***** EXERCISE MATERIALS
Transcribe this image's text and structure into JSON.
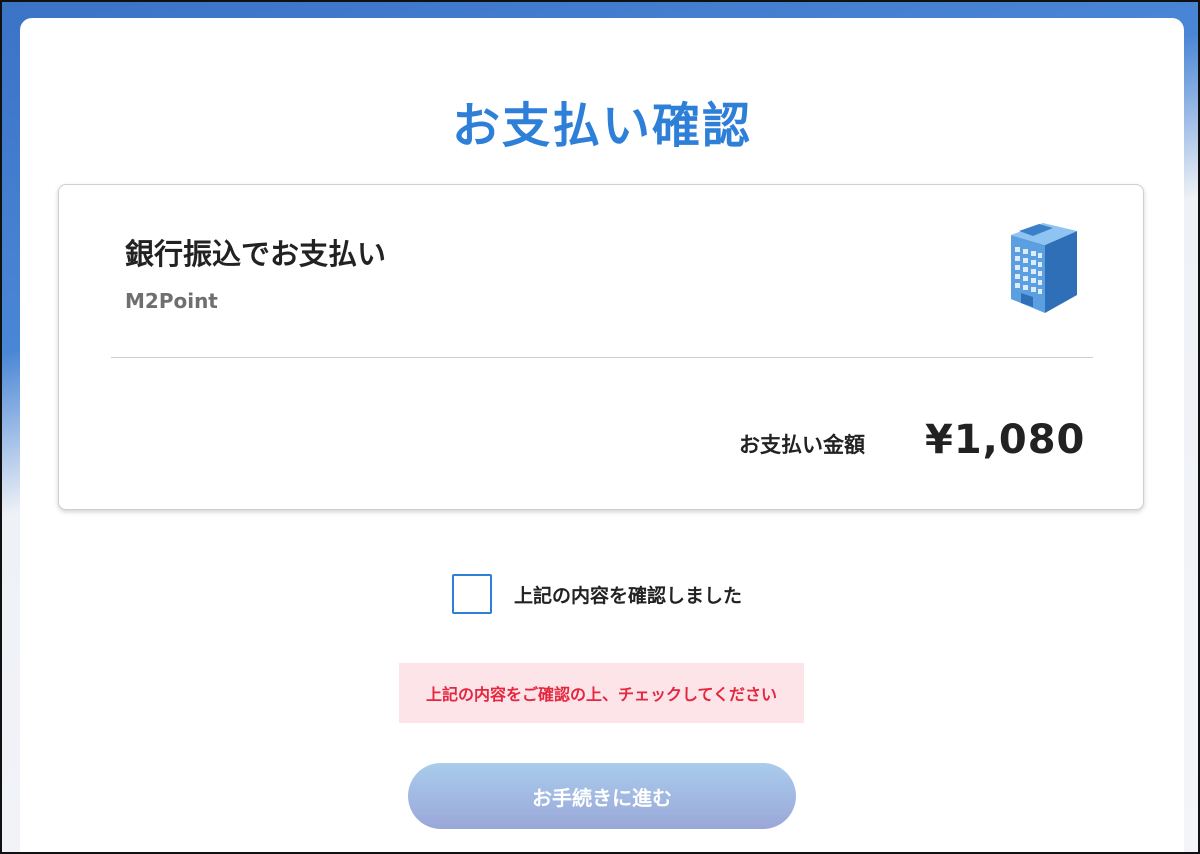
{
  "page": {
    "title": "お支払い確認"
  },
  "payment": {
    "method_title": "銀行振込でお支払い",
    "merchant": "M2Point",
    "method_icon": "bank-building-icon",
    "amount_label": "お支払い金額",
    "amount_value": "¥1,080"
  },
  "confirmation": {
    "checkbox_label": "上記の内容を確認しました",
    "checked": false,
    "error_message": "上記の内容をご確認の上、チェックしてください"
  },
  "actions": {
    "proceed_label": "お手続きに進む",
    "proceed_enabled": false
  },
  "colors": {
    "accent": "#2e7fd8",
    "error_text": "#e5263f",
    "error_background": "#fce4e8"
  }
}
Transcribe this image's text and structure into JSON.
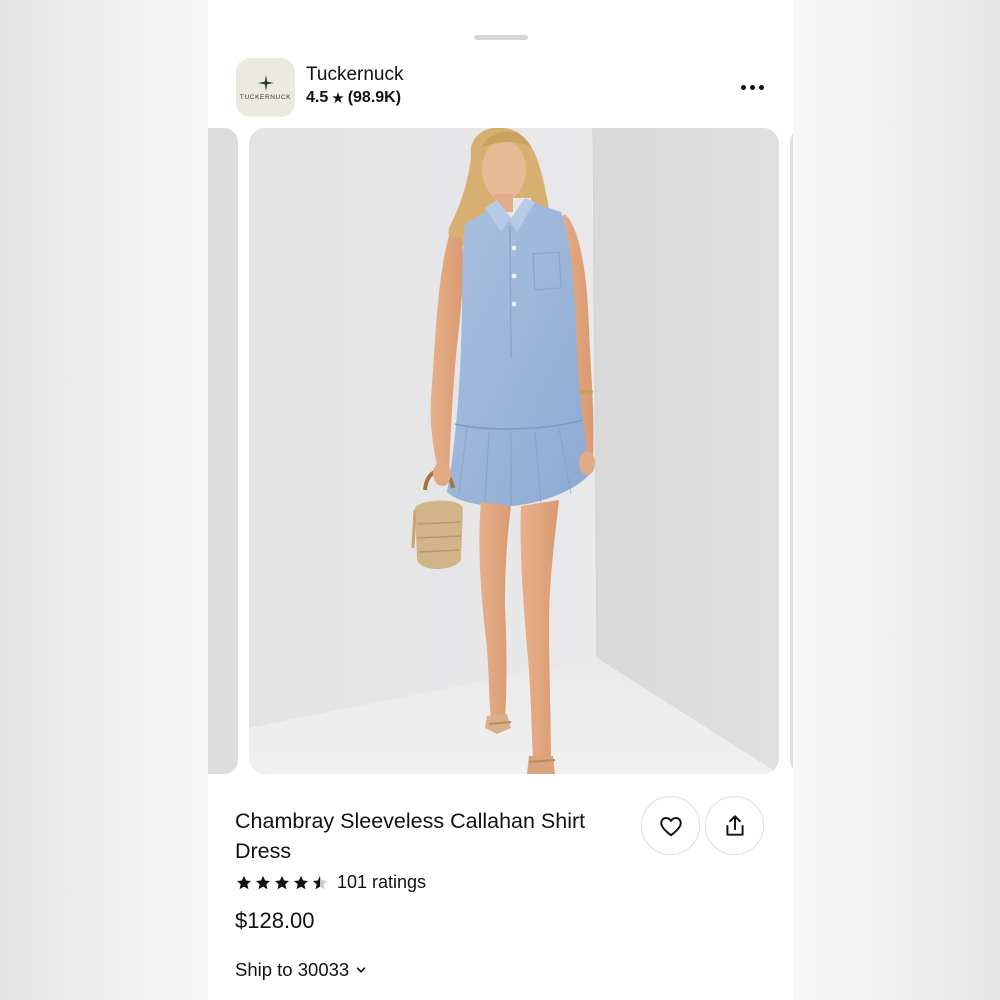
{
  "shop": {
    "logo_text": "TUCKERNUCK",
    "name": "Tuckernuck",
    "rating": "4.5",
    "review_count": "(98.9K)"
  },
  "product": {
    "title": "Chambray Sleeveless Callahan Shirt Dress",
    "stars": 4.5,
    "ratings_label": "101 ratings",
    "price": "$128.00"
  },
  "shipping": {
    "label": "Ship to 30033"
  },
  "icons": {
    "more": "more-horizontal-icon",
    "favorite": "heart-icon",
    "share": "share-icon",
    "rating_star": "star-icon",
    "chevron": "chevron-down-icon"
  },
  "colors": {
    "text": "#111111",
    "background": "#ffffff",
    "image_bg": "#e8e8e8",
    "dress": "#9fb6d8"
  }
}
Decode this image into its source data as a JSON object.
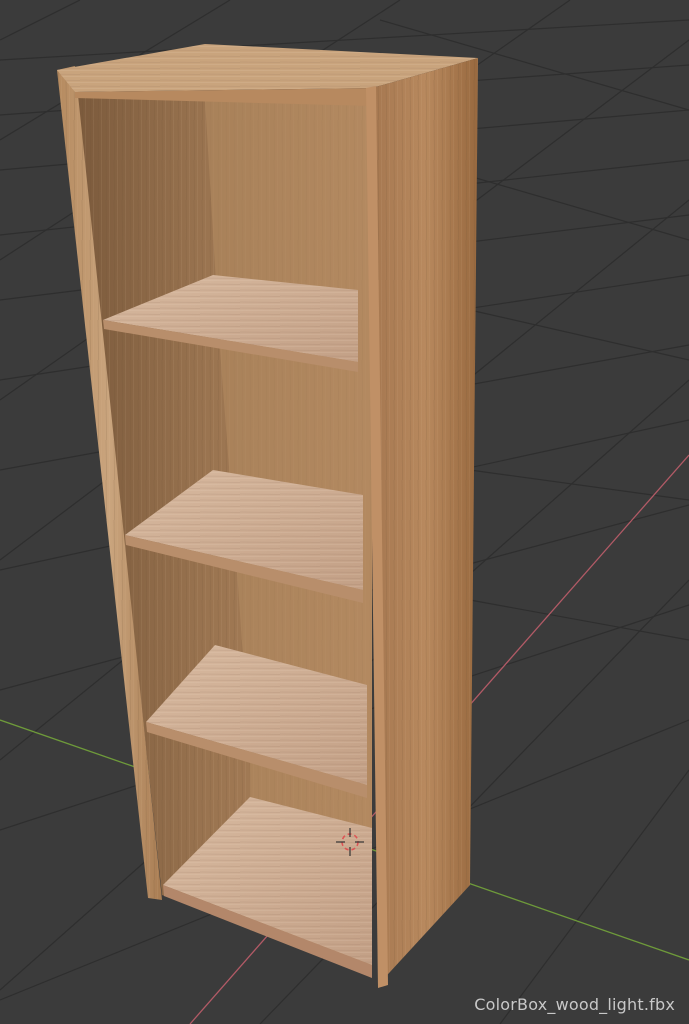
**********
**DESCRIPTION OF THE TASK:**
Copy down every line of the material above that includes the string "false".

**REPLY:**
    "checked": false,
    "proceed_enabled": false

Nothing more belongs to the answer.